WORK TASK:
The expected result is every line of the records, printed exactly.

STORED DATA:
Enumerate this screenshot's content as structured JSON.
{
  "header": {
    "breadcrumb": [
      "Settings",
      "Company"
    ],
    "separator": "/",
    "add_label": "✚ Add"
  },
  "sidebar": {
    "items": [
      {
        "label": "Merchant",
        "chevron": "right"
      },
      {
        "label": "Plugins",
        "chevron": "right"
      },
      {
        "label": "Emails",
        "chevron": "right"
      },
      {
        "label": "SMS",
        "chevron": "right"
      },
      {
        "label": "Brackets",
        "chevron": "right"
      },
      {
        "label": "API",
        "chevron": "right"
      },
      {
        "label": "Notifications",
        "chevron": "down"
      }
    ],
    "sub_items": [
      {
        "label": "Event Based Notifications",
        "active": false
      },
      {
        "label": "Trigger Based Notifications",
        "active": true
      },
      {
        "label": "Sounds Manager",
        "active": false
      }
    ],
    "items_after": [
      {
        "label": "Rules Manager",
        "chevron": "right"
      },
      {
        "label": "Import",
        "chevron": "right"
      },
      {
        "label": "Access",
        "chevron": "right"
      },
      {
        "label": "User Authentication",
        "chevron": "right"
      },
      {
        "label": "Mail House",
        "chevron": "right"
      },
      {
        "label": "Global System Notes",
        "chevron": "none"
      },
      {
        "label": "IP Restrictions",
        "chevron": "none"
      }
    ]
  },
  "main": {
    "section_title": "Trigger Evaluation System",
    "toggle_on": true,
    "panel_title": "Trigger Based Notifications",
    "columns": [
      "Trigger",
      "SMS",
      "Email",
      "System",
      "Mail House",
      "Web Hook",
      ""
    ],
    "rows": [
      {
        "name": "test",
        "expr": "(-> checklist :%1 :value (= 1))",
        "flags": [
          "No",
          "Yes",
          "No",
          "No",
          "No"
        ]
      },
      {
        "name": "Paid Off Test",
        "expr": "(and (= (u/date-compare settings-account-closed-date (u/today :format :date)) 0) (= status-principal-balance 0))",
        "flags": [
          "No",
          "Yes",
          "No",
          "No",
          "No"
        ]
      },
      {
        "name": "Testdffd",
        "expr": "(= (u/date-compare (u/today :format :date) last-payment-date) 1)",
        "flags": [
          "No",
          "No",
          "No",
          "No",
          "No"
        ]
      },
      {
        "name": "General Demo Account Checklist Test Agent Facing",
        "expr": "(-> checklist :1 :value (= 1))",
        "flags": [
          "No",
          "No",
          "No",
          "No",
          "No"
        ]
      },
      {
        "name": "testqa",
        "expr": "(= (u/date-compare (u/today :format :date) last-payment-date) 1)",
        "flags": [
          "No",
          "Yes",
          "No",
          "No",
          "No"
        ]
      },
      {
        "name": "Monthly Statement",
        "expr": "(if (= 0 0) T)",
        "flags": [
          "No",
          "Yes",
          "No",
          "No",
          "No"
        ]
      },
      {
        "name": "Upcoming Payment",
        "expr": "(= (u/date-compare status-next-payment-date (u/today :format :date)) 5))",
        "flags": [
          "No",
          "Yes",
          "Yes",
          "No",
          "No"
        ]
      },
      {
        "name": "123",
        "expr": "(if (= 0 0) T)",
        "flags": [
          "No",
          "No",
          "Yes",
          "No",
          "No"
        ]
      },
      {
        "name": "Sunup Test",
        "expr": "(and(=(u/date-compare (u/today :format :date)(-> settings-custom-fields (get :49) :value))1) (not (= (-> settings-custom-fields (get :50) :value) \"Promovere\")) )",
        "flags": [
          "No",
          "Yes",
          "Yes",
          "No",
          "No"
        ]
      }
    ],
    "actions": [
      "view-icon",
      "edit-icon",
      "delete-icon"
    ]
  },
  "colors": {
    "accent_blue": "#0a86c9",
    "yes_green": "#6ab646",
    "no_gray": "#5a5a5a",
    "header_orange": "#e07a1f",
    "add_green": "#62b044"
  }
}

RESULT FOR THIS EXERCISE:
Enumerate this screenshot's content as structured JSON.
{
  "header": {
    "breadcrumb": [
      "Settings",
      "Company"
    ],
    "separator": "/",
    "add_label": "✚ Add"
  },
  "sidebar": {
    "items": [
      {
        "label": "Merchant",
        "chevron": "right"
      },
      {
        "label": "Plugins",
        "chevron": "right"
      },
      {
        "label": "Emails",
        "chevron": "right"
      },
      {
        "label": "SMS",
        "chevron": "right"
      },
      {
        "label": "Brackets",
        "chevron": "right"
      },
      {
        "label": "API",
        "chevron": "right"
      },
      {
        "label": "Notifications",
        "chevron": "down"
      }
    ],
    "sub_items": [
      {
        "label": "Event Based Notifications",
        "active": false
      },
      {
        "label": "Trigger Based Notifications",
        "active": true
      },
      {
        "label": "Sounds Manager",
        "active": false
      }
    ],
    "items_after": [
      {
        "label": "Rules Manager",
        "chevron": "right"
      },
      {
        "label": "Import",
        "chevron": "right"
      },
      {
        "label": "Access",
        "chevron": "right"
      },
      {
        "label": "User Authentication",
        "chevron": "right"
      },
      {
        "label": "Mail House",
        "chevron": "right"
      },
      {
        "label": "Global System Notes",
        "chevron": "none"
      },
      {
        "label": "IP Restrictions",
        "chevron": "none"
      }
    ]
  },
  "main": {
    "section_title": "Trigger Evaluation System",
    "toggle_on": true,
    "panel_title": "Trigger Based Notifications",
    "columns": [
      "Trigger",
      "SMS",
      "Email",
      "System",
      "Mail House",
      "Web Hook",
      ""
    ],
    "rows": [
      {
        "name": "test",
        "expr": "(-> checklist :%1 :value (= 1))",
        "flags": [
          "No",
          "Yes",
          "No",
          "No",
          "No"
        ]
      },
      {
        "name": "Paid Off Test",
        "expr": "(and (= (u/date-compare settings-account-closed-date (u/today :format :date)) 0) (= status-principal-balance 0))",
        "flags": [
          "No",
          "Yes",
          "No",
          "No",
          "No"
        ]
      },
      {
        "name": "Testdffd",
        "expr": "(= (u/date-compare (u/today :format :date) last-payment-date) 1)",
        "flags": [
          "No",
          "No",
          "No",
          "No",
          "No"
        ]
      },
      {
        "name": "General Demo Account Checklist Test Agent Facing",
        "expr": "(-> checklist :1 :value (= 1))",
        "flags": [
          "No",
          "No",
          "No",
          "No",
          "No"
        ]
      },
      {
        "name": "testqa",
        "expr": "(= (u/date-compare (u/today :format :date) last-payment-date) 1)",
        "flags": [
          "No",
          "Yes",
          "No",
          "No",
          "No"
        ]
      },
      {
        "name": "Monthly Statement",
        "expr": "(if (= 0 0) T)",
        "flags": [
          "No",
          "Yes",
          "No",
          "No",
          "No"
        ]
      },
      {
        "name": "Upcoming Payment",
        "expr": "(= (u/date-compare status-next-payment-date (u/today :format :date)) 5))",
        "flags": [
          "No",
          "Yes",
          "Yes",
          "No",
          "No"
        ]
      },
      {
        "name": "123",
        "expr": "(if (= 0 0) T)",
        "flags": [
          "No",
          "No",
          "Yes",
          "No",
          "No"
        ]
      },
      {
        "name": "Sunup Test",
        "expr": "(and(=(u/date-compare (u/today :format :date)(-> settings-custom-fields (get :49) :value))1) (not (= (-> settings-custom-fields (get :50) :value) \"Promovere\")) )",
        "flags": [
          "No",
          "Yes",
          "Yes",
          "No",
          "No"
        ]
      }
    ],
    "actions": [
      "view-icon",
      "edit-icon",
      "delete-icon"
    ]
  },
  "colors": {
    "accent_blue": "#0a86c9",
    "yes_green": "#6ab646",
    "no_gray": "#5a5a5a",
    "header_orange": "#e07a1f",
    "add_green": "#62b044"
  }
}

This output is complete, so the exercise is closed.